So an update on my experiment in making olives. I'm up to the curing step, which basically involves leaving olives in water and changing it regularly. The black olives are still in water. I'm meant to change the water every two days, but there's at least another 20 days to go. Meanwhile the green olives are ready to marinate now that I've been changing their water every day. The recipe I've followed is somewhere between the Movida book or the Cook's Companion for crushed green olives. I found the suggested 10 days weren't enough, so decided to leave them for few days (turned out to be an extra 5 days) and continue changing the water until the bitterness had been removed and they were ready for marinating
So how do you know they're ready?
Well they really should look like the olive in the middle with the distinct olive green colour. Taste to ensure bitterness has disappeared. I found some didn't absorb the water effectively and thus were still too bitter. On the other hand I had a few which got too mushy so I discarded those too.

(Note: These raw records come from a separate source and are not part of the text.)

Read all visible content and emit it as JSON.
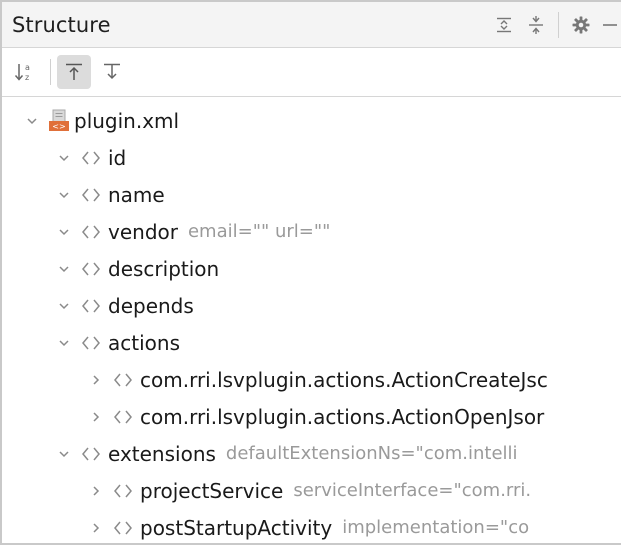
{
  "panel": {
    "title": "Structure"
  },
  "header_actions": [
    "expand-all-icon",
    "collapse-all-icon",
    "gear-icon",
    "minimize-icon"
  ],
  "toolbar": {
    "buttons": [
      "sort-alphabetically-icon",
      "navigate-with-single-click-icon",
      "always-select-opened-element-icon"
    ]
  },
  "tree": {
    "root": {
      "label": "plugin.xml",
      "expanded": true
    },
    "items": [
      {
        "label": "id",
        "attr": "",
        "expanded": true
      },
      {
        "label": "name",
        "attr": "",
        "expanded": true
      },
      {
        "label": "vendor",
        "attr": "email=\"\" url=\"\"",
        "expanded": true
      },
      {
        "label": "description",
        "attr": "",
        "expanded": true
      },
      {
        "label": "depends",
        "attr": "",
        "expanded": true
      },
      {
        "label": "actions",
        "attr": "",
        "expanded": true
      },
      {
        "label": "com.rri.lsvplugin.actions.ActionCreateJsc",
        "attr": "",
        "expanded": false
      },
      {
        "label": "com.rri.lsvplugin.actions.ActionOpenJsor",
        "attr": "",
        "expanded": false
      },
      {
        "label": "extensions",
        "attr": "defaultExtensionNs=\"com.intelli",
        "expanded": true
      },
      {
        "label": "projectService",
        "attr": "serviceInterface=\"com.rri.",
        "expanded": false
      },
      {
        "label": "postStartupActivity",
        "attr": "implementation=\"co",
        "expanded": false
      }
    ]
  },
  "colors": {
    "header_bg": "#f4f4f4",
    "active_button_bg": "#dcdcdc",
    "text": "#1a1a1a",
    "attr_text": "#9a9a9a",
    "icon": "#7a7a7a",
    "xml_icon_orange": "#e0703a"
  }
}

So what you need is some olive oil, lemon juice, salt, garlic and herbs and spices. I used coriander and fennel seeds, 2 bay leaves and 1 sprig of fresh fennel. If you want you can add chillies but be warned the chili will permeate the brine and olives, so it's best to add it towards the end of the marinating process.
I sterilized some small salsa jars and stuffed them 3/4 full with olives, a bay leaf, lemon wedge, garlic and 1/4 tsp of fennel and coriander seeds. I poured in olive oil and 2 tbs of salt (these olive shave no salt and this liquid will turn into brine). I also added 1-2 tbs of white vinegar- I like my olives slightly sour but squeezing a lemon should also do the trick.

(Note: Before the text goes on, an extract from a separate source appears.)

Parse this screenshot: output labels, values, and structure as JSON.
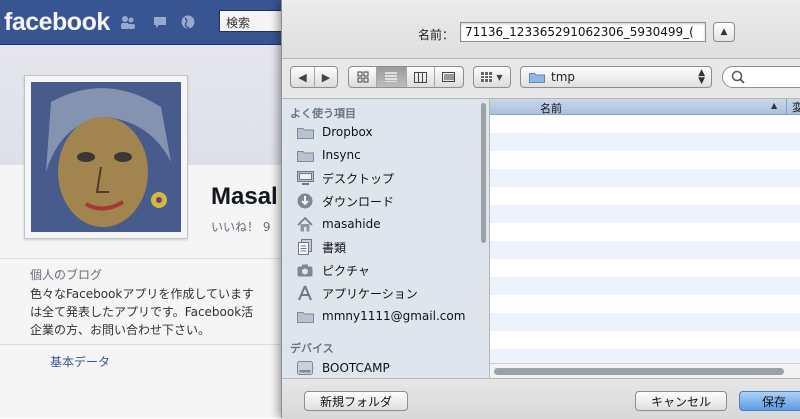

Once all the green olives have been bottled, leave to stand in brine for 2-3 weeks. Open a bottle to taste and check the olives are ready. If they are still slightly bitter leave for another week or two before opening. Once bottled these should keep for up to 6 months, but as I found out they don't last long enough... they were quickly consumed by the hungry folk who helped pick them.

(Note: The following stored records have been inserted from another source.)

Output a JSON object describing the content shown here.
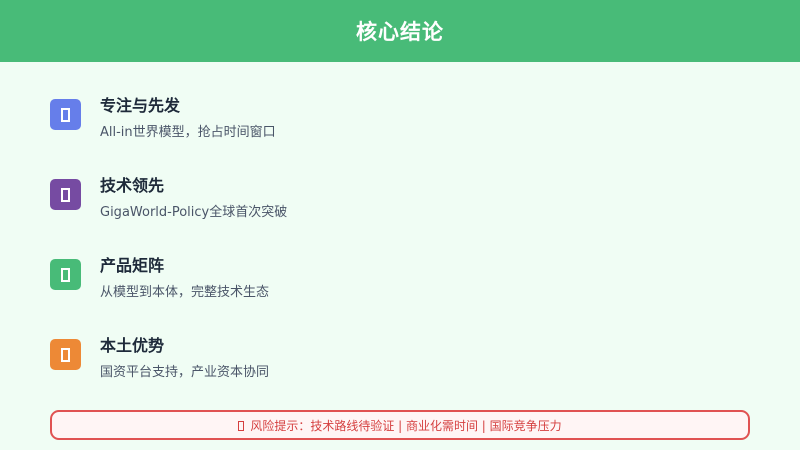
{
  "header": {
    "title": "核心结论"
  },
  "items": [
    {
      "title": "专注与先发",
      "desc": "All-in世界模型，抢占时间窗口",
      "icon": "placeholder-glyph-icon",
      "color": "#667eea"
    },
    {
      "title": "技术领先",
      "desc": "GigaWorld-Policy全球首次突破",
      "icon": "placeholder-glyph-icon",
      "color": "#764ba2"
    },
    {
      "title": "产品矩阵",
      "desc": "从模型到本体，完整技术生态",
      "icon": "placeholder-glyph-icon",
      "color": "#48bb78"
    },
    {
      "title": "本土优势",
      "desc": "国资平台支持，产业资本协同",
      "icon": "placeholder-glyph-icon",
      "color": "#ed8936"
    }
  ],
  "risk": {
    "text": "风险提示：技术路线待验证 | 商业化需时间 | 国际竞争压力",
    "icon": "warning-icon",
    "border_color": "#e05252",
    "text_color": "#d53f3f"
  },
  "colors": {
    "header_bg": "#48bb78",
    "page_bg": "#f0fdf4"
  }
}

At least there's still the black olives to go.
Next time: How to marinate black olives